'Death with Interruptions' by Jose Saramago

Death with Interruptions - José Saramago, Margaret Jull Costa

The dream of immortality has always fascinated humanity. The dream of eternal life has founded religions that changed the shape of the world. What if it were true?

"The following day, no one died."
So begins José Saramago's Death with Interruptions. In an unnamed small European country without any explanations people have stopped dying - an eternal dream come true, right?

What else can we want now, once the threat of unavoidable demise has been removed seemingly forever, once the unstoppable Grim Reaper seems to have retired?

"Having lived, until those days of confusion, in what they had imagined to be the best of all possible and probable worlds, they were discovering, with delight, that the best, the absolute best, was happening right now, right there, at the door of their house, a unique and marvelous life without the daily fear of parca’s creaking scissors, immortality in the land that gave us our being, safe from any metaphysical awkwardnesses and free to everyone, with no sealed orders to open at the hour of our death, announcing at that crossroads where dear companions in this vale of tears known as earth were forced to part and set off for their different destinations in the next world, you to paradise, you to purgatory, you down to hell."

 

Well, once the celebrations died down, it quickly becomes obvious that this paradise on earth comes at a price. Immortality is not eternal youth, and ultimately what we have is hundreds and thousands of people suspended on the edge of dying, in the in-between state, neither dead nor alive, caught on the borderline.
"...One must admit that the prospects are not just gloomy, they're terrible, catastrophic, more dangerous by far than anything even the wildest imagination could dream up."
And slowly it sinks in that before long it's not only the undertakers and gravediggers who are out of jobs; not only religion that becomes obsolete as its greatest reward - resurrection - is no longer a big deal (seriously, Saramago's distaste for religion is very prominently underscored and explained in this book); not only the philosophical schools left pointless and speechless; it's generations and generations in"this society torn between the hope of living forever and the fear of never dying" who will have to dedicate themselves to caring for the millions of not-quite-dead; it's the country unprepared to care for the citizens who are no longer free to enjoy the certainty of death. 

Life itself has quickly become the burden - oh how the tables have turned!
"If we don’t start dying again, we have no future."


And all of this is delivered in Saramago's unique rambling narration, with margin-to-margin solid text uninterrupted even by dialogue marks, jumping from topic to topic, zeroing on details and mundane, running in the clustered run-on sentences. It's all delivered in the voice that is both dry and witty, detached yet flourishing, both mocking and serious. It's not an easy style to read, especially in this book, with meandering narration only underscoring the absence of easily definable plot, the absence of characters who we can follow and love and root for. 

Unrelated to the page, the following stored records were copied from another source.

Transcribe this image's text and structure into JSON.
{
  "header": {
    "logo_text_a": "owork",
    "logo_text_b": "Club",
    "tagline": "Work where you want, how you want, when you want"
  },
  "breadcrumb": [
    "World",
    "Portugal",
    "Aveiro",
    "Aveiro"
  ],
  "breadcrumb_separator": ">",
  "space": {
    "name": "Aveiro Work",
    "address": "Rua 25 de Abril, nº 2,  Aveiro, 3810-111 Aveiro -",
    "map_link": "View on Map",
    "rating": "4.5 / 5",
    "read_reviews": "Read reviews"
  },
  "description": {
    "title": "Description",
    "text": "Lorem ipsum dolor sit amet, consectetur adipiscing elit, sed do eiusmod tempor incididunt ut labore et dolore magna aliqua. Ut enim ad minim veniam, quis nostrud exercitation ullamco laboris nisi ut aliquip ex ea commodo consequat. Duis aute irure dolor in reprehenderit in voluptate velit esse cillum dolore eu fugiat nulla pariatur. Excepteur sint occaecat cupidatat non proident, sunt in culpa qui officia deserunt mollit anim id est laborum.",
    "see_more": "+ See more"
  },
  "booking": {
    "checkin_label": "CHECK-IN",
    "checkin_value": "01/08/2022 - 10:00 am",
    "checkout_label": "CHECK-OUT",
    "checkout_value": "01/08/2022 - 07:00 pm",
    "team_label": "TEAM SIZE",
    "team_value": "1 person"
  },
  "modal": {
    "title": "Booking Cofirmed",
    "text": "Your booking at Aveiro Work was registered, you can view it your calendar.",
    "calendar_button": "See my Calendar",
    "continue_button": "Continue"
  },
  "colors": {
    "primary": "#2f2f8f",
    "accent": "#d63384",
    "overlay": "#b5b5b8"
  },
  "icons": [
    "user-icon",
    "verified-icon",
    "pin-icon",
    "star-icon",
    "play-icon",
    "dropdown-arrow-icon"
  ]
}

It's like an introduction, a leisurely essay stretching for 64% of the book - the story that somehow, despite (or maybe because of!) all this kept the magical charm over me, grounding the most improbable of the storyline in the firm reality anchored by human folly and bureaucracy and greed and crime and incredulity.

And then, almost two-thirds into the story, the mood shifts, the narration abruptly changes, and the new plot emerges, folding violet letters into violet envelopes, confidently raising its head and wondering, Have you missed me? I came to steal your heart. And the strangest love story begins, having nudged the meandering weary satirical narration out of the way.

It's death, the female noun in so many languages, whose whim led to such perturbances in the function of the state and religion and philosophy. It's death, who is surprised at the audacity of a mediocre unremarkable middle-aged musician who refuses to die. It's death, a stranger to failure, who sets out to investigate and to set the matters right, unprepared for what is waiting for her.

*
"Due to some strange optical phenomenon, real or virtual, death seems much smaller now, as if her bones had shrunk, or perhaps she was always like that, and it's our eyes, wide with fear, that make her look like a giant. Poor death. It makes us feel like going over and putting a hand on her hard shoulder and whispering a few words of sympathy in her ear, or, rather, in the place where her ear once was, underneath the parietal."
It's where Saramago's prose, his entire narration undergoes a fascinating transformation. No, his style does not change. We still have solid blocks of text and meandering ramblings and endless strangely punctuated sentences, but the slow shift in the mood and the feeling subtly creeps up making you look up from the book and wonder - am I still reading the same story? And why do I have those pesky tears glistening in the corners of my eyes? And why can't I stop myself from sighing and quietly saying, "Aww...." at the end?

You know why? Because the guy who wrote this book has received a Nobel Prize in literature for a reason. Because he is brilliant, that's why. And because he decided to play around with this story, leaving us - or at least me - unable to resist its pull.And so I stand by my 5-star rating from a year ago, and begin a desperate hunt for more Saramago books.
"For the first time in her life, death knew what it felt like to have a dog on her lap."